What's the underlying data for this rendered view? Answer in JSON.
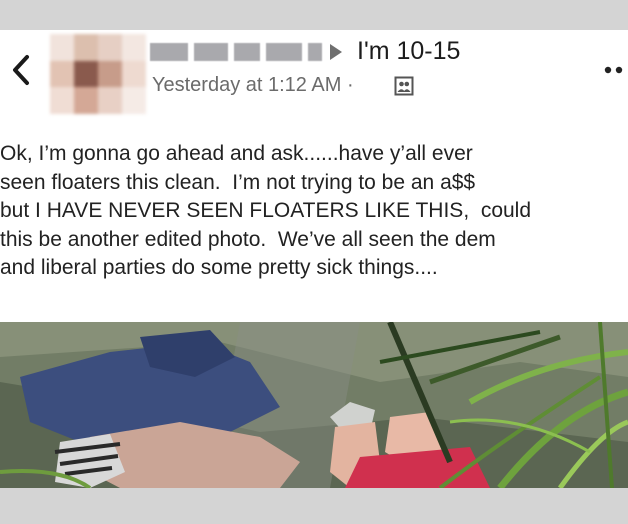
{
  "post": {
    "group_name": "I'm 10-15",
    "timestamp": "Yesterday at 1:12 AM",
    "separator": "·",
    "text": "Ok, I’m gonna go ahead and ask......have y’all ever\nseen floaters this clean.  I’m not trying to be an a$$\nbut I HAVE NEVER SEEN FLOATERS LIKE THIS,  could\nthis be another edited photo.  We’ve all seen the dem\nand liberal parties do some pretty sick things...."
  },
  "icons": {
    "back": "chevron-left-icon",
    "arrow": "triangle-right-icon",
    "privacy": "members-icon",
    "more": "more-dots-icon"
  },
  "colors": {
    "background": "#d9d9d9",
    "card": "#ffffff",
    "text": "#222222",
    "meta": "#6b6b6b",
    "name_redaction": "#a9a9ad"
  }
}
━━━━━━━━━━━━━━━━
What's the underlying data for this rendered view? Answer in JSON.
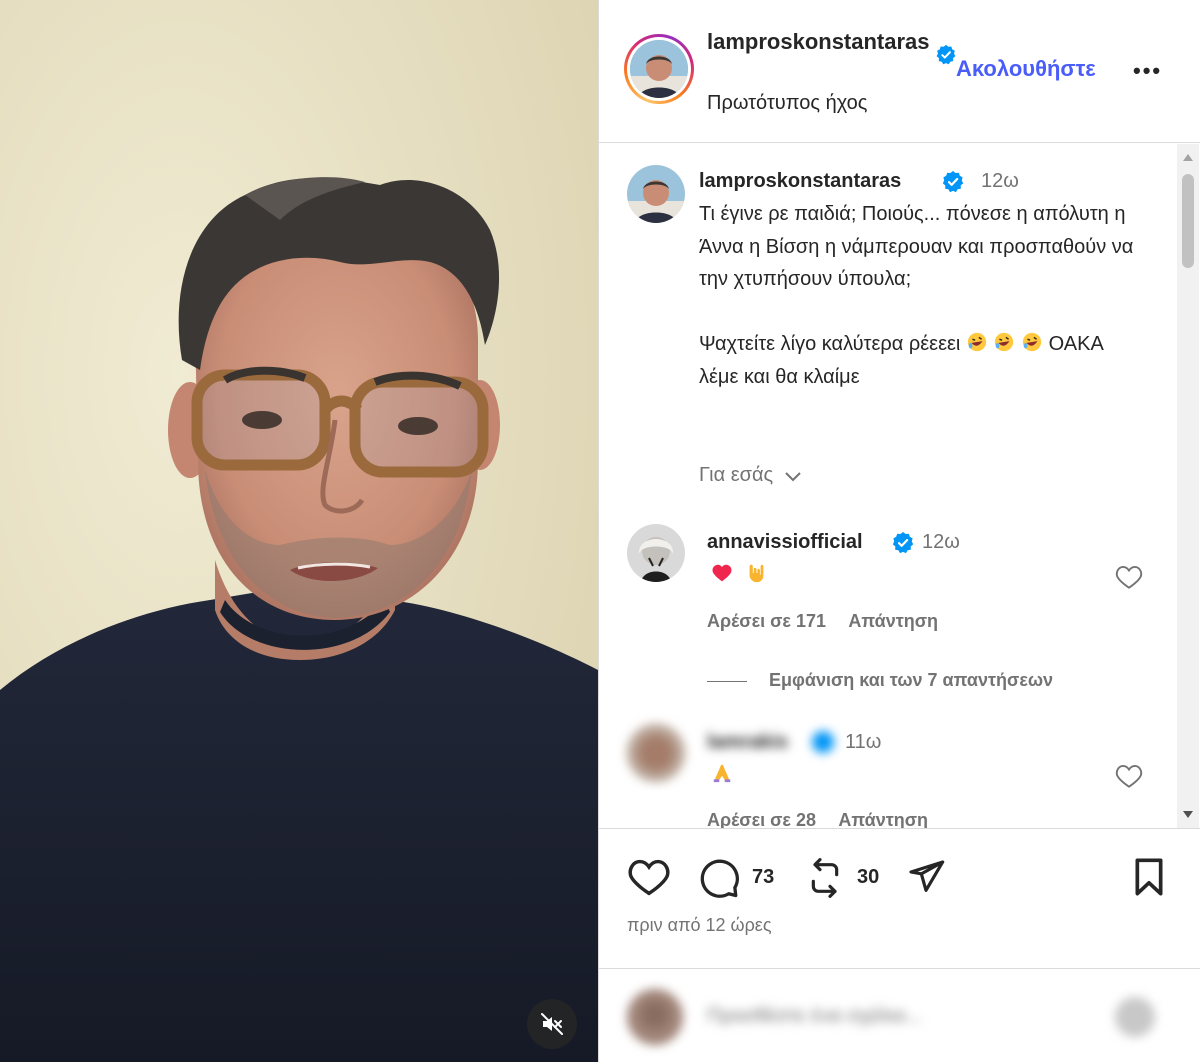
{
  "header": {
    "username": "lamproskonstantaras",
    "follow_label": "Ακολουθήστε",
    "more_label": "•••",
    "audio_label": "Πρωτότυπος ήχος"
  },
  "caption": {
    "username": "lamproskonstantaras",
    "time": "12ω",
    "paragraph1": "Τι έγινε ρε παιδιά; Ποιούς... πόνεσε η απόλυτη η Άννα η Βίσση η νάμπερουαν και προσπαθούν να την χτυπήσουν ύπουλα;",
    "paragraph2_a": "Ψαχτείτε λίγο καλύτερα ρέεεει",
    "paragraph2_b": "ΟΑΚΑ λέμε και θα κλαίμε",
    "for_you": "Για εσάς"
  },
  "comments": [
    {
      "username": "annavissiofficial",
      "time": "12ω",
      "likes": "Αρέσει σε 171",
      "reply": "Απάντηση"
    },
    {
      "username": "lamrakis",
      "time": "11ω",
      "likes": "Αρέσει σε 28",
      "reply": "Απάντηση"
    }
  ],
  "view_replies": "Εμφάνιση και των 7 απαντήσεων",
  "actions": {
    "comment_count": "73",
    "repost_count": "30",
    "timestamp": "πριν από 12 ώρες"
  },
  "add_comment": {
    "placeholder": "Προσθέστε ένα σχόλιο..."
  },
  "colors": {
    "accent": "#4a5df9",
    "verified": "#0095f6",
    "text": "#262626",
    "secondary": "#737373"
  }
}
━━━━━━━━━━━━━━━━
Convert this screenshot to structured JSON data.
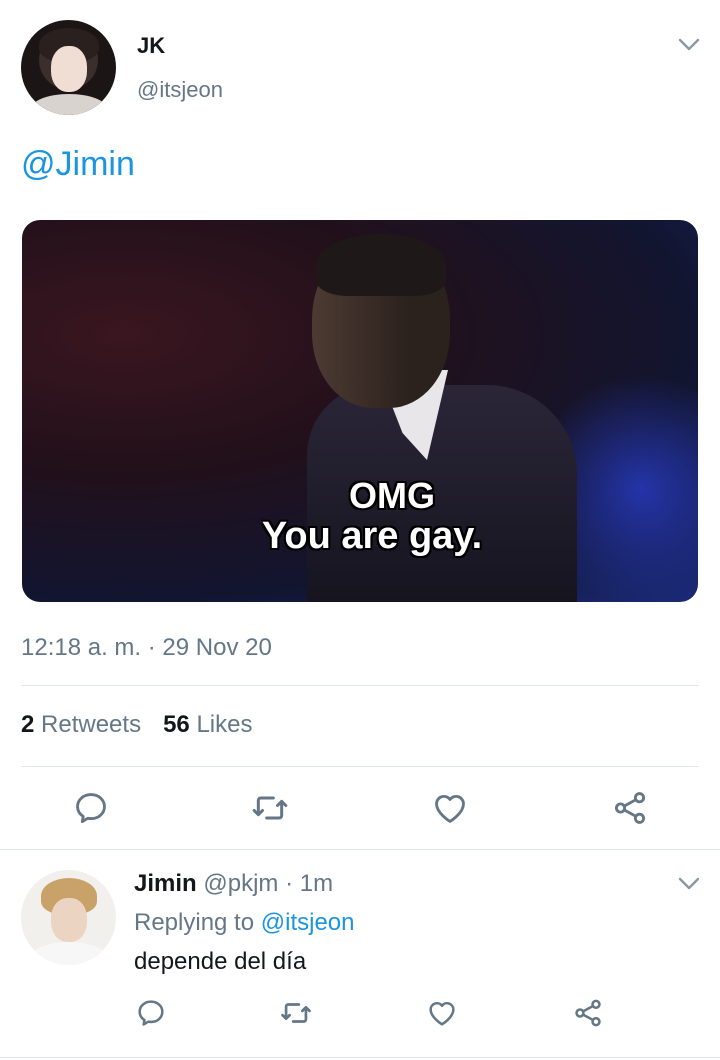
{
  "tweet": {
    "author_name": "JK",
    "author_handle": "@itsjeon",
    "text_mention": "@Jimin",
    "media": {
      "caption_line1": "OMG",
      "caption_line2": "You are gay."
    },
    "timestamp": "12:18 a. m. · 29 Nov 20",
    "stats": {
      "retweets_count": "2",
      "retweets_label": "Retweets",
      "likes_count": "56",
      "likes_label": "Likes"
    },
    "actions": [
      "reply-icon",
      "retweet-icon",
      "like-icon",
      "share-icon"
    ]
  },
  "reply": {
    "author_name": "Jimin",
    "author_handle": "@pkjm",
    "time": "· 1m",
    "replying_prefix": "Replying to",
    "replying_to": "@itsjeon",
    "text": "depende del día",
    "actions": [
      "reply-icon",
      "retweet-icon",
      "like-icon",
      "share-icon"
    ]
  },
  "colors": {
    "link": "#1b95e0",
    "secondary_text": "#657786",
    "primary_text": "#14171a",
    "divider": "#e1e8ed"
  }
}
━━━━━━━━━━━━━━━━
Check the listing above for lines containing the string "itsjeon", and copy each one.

    "author_handle": "@itsjeon",
    "replying_to": "@itsjeon",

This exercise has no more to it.